» **What the exercise asks**
Reproduce the whole of the data exactly.

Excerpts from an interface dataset

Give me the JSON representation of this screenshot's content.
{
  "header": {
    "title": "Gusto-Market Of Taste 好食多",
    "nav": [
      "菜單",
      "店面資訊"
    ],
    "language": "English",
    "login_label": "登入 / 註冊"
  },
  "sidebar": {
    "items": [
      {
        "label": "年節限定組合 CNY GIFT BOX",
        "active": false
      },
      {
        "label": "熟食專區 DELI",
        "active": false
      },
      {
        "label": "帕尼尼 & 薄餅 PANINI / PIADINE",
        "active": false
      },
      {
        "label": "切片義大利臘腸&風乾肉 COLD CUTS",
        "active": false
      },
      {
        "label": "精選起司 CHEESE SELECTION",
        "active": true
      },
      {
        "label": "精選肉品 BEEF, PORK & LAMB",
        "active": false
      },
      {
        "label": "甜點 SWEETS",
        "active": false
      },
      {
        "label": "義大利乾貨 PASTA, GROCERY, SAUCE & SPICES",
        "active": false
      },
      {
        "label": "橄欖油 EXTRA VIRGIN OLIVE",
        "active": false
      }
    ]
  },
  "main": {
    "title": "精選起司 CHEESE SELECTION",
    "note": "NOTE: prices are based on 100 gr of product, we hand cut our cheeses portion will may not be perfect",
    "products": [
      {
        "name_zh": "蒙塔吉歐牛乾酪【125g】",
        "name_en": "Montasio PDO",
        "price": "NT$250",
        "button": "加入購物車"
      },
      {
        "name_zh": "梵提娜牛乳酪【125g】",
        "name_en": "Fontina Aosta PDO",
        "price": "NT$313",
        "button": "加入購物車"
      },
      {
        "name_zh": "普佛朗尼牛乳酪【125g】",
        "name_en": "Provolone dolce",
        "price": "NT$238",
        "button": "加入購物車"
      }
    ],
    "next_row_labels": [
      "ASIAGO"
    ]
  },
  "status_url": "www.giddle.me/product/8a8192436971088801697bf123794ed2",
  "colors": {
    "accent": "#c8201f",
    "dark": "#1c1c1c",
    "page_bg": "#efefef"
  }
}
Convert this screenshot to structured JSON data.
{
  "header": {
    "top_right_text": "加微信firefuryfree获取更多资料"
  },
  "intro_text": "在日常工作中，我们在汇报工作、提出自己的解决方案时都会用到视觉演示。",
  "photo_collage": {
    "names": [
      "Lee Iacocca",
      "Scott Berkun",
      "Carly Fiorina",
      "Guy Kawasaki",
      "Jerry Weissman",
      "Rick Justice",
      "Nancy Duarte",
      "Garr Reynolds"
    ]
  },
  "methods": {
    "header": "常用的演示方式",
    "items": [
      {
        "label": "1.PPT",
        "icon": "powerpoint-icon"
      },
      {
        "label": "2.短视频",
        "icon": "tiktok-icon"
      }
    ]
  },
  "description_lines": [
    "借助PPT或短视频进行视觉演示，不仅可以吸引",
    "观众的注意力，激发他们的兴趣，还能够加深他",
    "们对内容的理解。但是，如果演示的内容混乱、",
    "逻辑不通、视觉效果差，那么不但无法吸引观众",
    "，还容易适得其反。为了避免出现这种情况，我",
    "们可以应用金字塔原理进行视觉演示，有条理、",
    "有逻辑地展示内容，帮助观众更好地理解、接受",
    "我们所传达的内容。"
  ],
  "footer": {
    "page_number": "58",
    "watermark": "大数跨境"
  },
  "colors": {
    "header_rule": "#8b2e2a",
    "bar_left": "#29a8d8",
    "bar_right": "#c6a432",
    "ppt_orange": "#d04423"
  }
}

» **Answer to the exercise**
Give me the JSON representation of this screenshot's content.
{
  "header": {
    "title": "Gusto-Market Of Taste 好食多",
    "nav": [
      "菜單",
      "店面資訊"
    ],
    "language": "English",
    "login_label": "登入 / 註冊"
  },
  "sidebar": {
    "items": [
      {
        "label": "年節限定組合 CNY GIFT BOX",
        "active": false
      },
      {
        "label": "熟食專區 DELI",
        "active": false
      },
      {
        "label": "帕尼尼 & 薄餅 PANINI / PIADINE",
        "active": false
      },
      {
        "label": "切片義大利臘腸&風乾肉 COLD CUTS",
        "active": false
      },
      {
        "label": "精選起司 CHEESE SELECTION",
        "active": true
      },
      {
        "label": "精選肉品 BEEF, PORK & LAMB",
        "active": false
      },
      {
        "label": "甜點 SWEETS",
        "active": false
      },
      {
        "label": "義大利乾貨 PASTA, GROCERY, SAUCE & SPICES",
        "active": false
      },
      {
        "label": "橄欖油 EXTRA VIRGIN OLIVE",
        "active": false
      }
    ]
  },
  "main": {
    "title": "精選起司 CHEESE SELECTION",
    "note": "NOTE: prices are based on 100 gr of product, we hand cut our cheeses portion will may not be perfect",
    "products": [
      {
        "name_zh": "蒙塔吉歐牛乾酪【125g】",
        "name_en": "Montasio PDO",
        "price": "NT$250",
        "button": "加入購物車"
      },
      {
        "name_zh": "梵提娜牛乳酪【125g】",
        "name_en": "Fontina Aosta PDO",
        "price": "NT$313",
        "button": "加入購物車"
      },
      {
        "name_zh": "普佛朗尼牛乳酪【125g】",
        "name_en": "Provolone dolce",
        "price": "NT$238",
        "button": "加入購物車"
      }
    ],
    "next_row_labels": [
      "ASIAGO"
    ]
  },
  "status_url": "www.giddle.me/product/8a8192436971088801697bf123794ed2",
  "colors": {
    "accent": "#c8201f",
    "dark": "#1c1c1c",
    "page_bg": "#efefef"
  }
}
Convert this screenshot to structured JSON data.
{
  "header": {
    "top_right_text": "加微信firefuryfree获取更多资料"
  },
  "intro_text": "在日常工作中，我们在汇报工作、提出自己的解决方案时都会用到视觉演示。",
  "photo_collage": {
    "names": [
      "Lee Iacocca",
      "Scott Berkun",
      "Carly Fiorina",
      "Guy Kawasaki",
      "Jerry Weissman",
      "Rick Justice",
      "Nancy Duarte",
      "Garr Reynolds"
    ]
  },
  "methods": {
    "header": "常用的演示方式",
    "items": [
      {
        "label": "1.PPT",
        "icon": "powerpoint-icon"
      },
      {
        "label": "2.短视频",
        "icon": "tiktok-icon"
      }
    ]
  },
  "description_lines": [
    "借助PPT或短视频进行视觉演示，不仅可以吸引",
    "观众的注意力，激发他们的兴趣，还能够加深他",
    "们对内容的理解。但是，如果演示的内容混乱、",
    "逻辑不通、视觉效果差，那么不但无法吸引观众",
    "，还容易适得其反。为了避免出现这种情况，我",
    "们可以应用金字塔原理进行视觉演示，有条理、",
    "有逻辑地展示内容，帮助观众更好地理解、接受",
    "我们所传达的内容。"
  ],
  "footer": {
    "page_number": "58",
    "watermark": "大数跨境"
  },
  "colors": {
    "header_rule": "#8b2e2a",
    "bar_left": "#29a8d8",
    "bar_right": "#c6a432",
    "ppt_orange": "#d04423"
  }
}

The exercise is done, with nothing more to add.